:: Source records ::

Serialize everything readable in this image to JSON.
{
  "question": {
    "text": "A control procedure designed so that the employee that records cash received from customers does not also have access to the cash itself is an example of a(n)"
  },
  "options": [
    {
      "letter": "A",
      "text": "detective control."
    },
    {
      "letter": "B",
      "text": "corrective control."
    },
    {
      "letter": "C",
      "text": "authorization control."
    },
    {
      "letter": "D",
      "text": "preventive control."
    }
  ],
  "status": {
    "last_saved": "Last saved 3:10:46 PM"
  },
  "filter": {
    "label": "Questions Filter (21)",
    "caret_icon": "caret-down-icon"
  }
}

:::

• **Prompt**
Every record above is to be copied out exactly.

• **Written response**
Serialize everything readable in this image to JSON.
{
  "question": {
    "text": "A control procedure designed so that the employee that records cash received from customers does not also have access to the cash itself is an example of a(n)"
  },
  "options": [
    {
      "letter": "A",
      "text": "detective control."
    },
    {
      "letter": "B",
      "text": "corrective control."
    },
    {
      "letter": "C",
      "text": "authorization control."
    },
    {
      "letter": "D",
      "text": "preventive control."
    }
  ],
  "status": {
    "last_saved": "Last saved 3:10:46 PM"
  },
  "filter": {
    "label": "Questions Filter (21)",
    "caret_icon": "caret-down-icon"
  }
}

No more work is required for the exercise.